2. Please ask permission before taking pictures.
3. Please avoid pointing the soles of the feet towards the shrines if sitting on the ground.

Basically, the Balinese only have four first names:
-First child: Wayan or Putu
-Second child: Made or Kadek
-Third child: Nyoman or Koman
-Fourth child: Ketut
-Fifth child: Start over with Wayan or Putu, and so on….

Balinese Social Structure
Balinese follow the caste system, and there are four castes in Balinese society. Intermarriage between castes is prohibited.

BRAHMANA – priests, scholars
KSATRYA – warriors, nobility
WEISYA – merchants
SUDRA – farmers, laborers (primary population)

What are some handy words to know?

Good morning: Selamat pagi
Good mid-day: Selamat siang
Good evening: Selamat malam
Good-bye: Selamat tinggal (if you’re leaving)/Selamat jalan (someone is leaving you)
Yes: Ya No: Tidak
Thank you: Terima kasi
You’re welcome: Kembali or sama-sama
How are you?: Apa kabar?
What is this / that?: Apa?
Very good: Baik juga!
Please: Silakan Careful: Hati-hati!
One more: Satu lagi Finished: Habis
Bill, please: Minta bon
Excuse me: Permisi or ma’af
Doesn’t matter: Tidak apa-apa (Note: letter ‘c’ pronounced as ‘ch’)
Do you speak English: Bisa bicara Bahasa Inggris?
I don’t speak Indonesian: Saya tidak bisa bicara bahasa Indonesia.
I don’t understand: Saya tidak mengerti.
Where are you from?: Dari mana?
I am from America: Saya dari Amerika.
How long have you been in Bali?: Sudah lama di Bali sini?
I have been in Bali for…: Saya sudah di Bali…..
What is your name?: Siapa nama anda?
My name is….: Nama saya……..
What time is it?: Jam berapa?
Where are you going?: Ke mana? Turn left / right / straight / stop: Belok kiri / belok kanan / terus / stop
Where is the bathroom?: Di mana kamar kecil? Where…?: Di mana? kantor pos = post office kantor polisi = police station toko = shop bank = bank kamar saya = my room WC (way-say) = toilet kamar mandi = bathroom Currency / Exchange Rate: $1 US dollar = 8,675 IDR (Indonesian Rupiah)
Can you help me?: Bisa bantu saya?
I want…: Saya mau…
I want this: Saya mau ini.
I would like: Saya minta
I don’t want it: Saya tidak mau
Do you have?: Ada?
I like: Saya suka
How much / many?: Berapa?
How much?: Berapa harga?
Too expensive: Terlalu mahal
Cheap: Murah

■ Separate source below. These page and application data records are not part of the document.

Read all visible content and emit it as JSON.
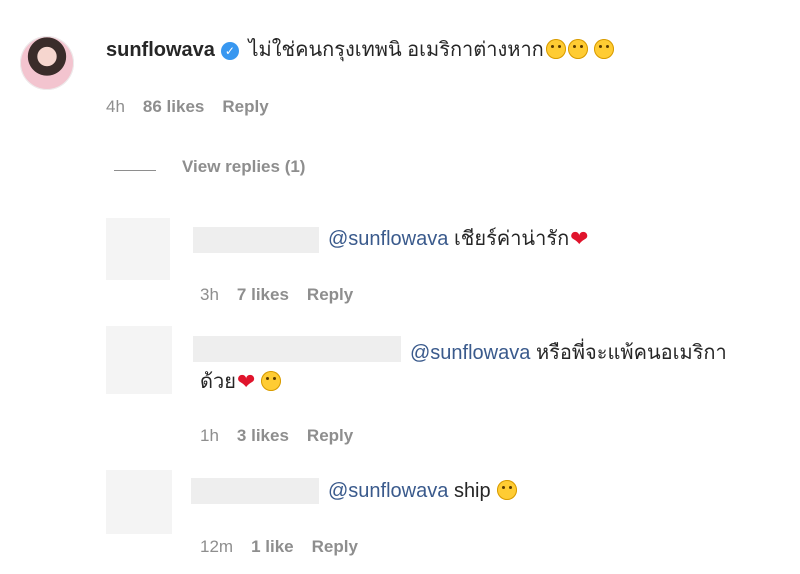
{
  "main_comment": {
    "username": "sunflowava",
    "text": "ไม่ใช่คนกรุงเทพนิ อเมริกาต่างหาก",
    "emojis": [
      "rofl-face",
      "smirk-face",
      "grin-face"
    ],
    "time": "4h",
    "likes": "86 likes",
    "reply_label": "Reply"
  },
  "view_replies": "View replies (1)",
  "replies": [
    {
      "mention": "@sunflowava",
      "text": "เชียร์ค่าน่ารัก",
      "time": "3h",
      "likes": "7 likes",
      "reply_label": "Reply"
    },
    {
      "mention": "@sunflowava",
      "text": "หรือพี่จะแพ้คนอเมริกา",
      "text_line2": "ด้วย",
      "time": "1h",
      "likes": "3 likes",
      "reply_label": "Reply"
    },
    {
      "mention": "@sunflowava",
      "text": "ship",
      "time": "12m",
      "likes": "1 like",
      "reply_label": "Reply"
    }
  ],
  "colors": {
    "mention": "#3a5a8c",
    "meta": "#8e8e8e",
    "verified": "#3897f0",
    "heart": "#e0142c"
  }
}
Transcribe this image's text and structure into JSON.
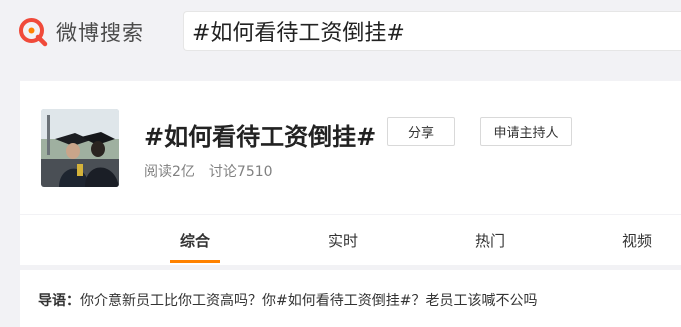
{
  "brand": {
    "logo_icon": "weibo-search-logo-icon",
    "name": "微博搜索",
    "accent": "#ff8200"
  },
  "search": {
    "value": "#如何看待工资倒挂#"
  },
  "topic": {
    "title": "#如何看待工资倒挂#",
    "share_label": "分享",
    "host_label": "申请主持人",
    "reads": "阅读2亿",
    "discussions": "讨论7510"
  },
  "tabs": [
    {
      "label": "综合",
      "active": true
    },
    {
      "label": "实时",
      "active": false
    },
    {
      "label": "热门",
      "active": false
    },
    {
      "label": "视频",
      "active": false
    }
  ],
  "guide": {
    "label": "导语：",
    "text": "你介意新员工比你工资高吗？你#如何看待工资倒挂#？老员工该喊不公吗"
  }
}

Counting 1 = satu 2 = dua 3 = tiga 4 = empat 5 = lima 6 = enam 7 = tujuh 8 = delapan 9 = sembilan 10 = sepuluh More Numbers 11 = sebelas 12 = dua belas 13 = tiga belas 18 = delapan belas 20 = dua puluh 21 = dua puluh satu 22 = dua puluh dua 30 = tiga puluh 57 = lima puluh tujuh 100 = seratus 104 = seratus empat 135 = seratus tiga puluh lima 200 = dua ratus 1000 = seribu 2500 = dua ribu lima ratus 10 000 = sepuluh ribu 15 576 = lima belas ribu lima ratus tujuh puluh enam 1 000 000 = satu juta 3 500 000 = tiga juta lima ratus ribu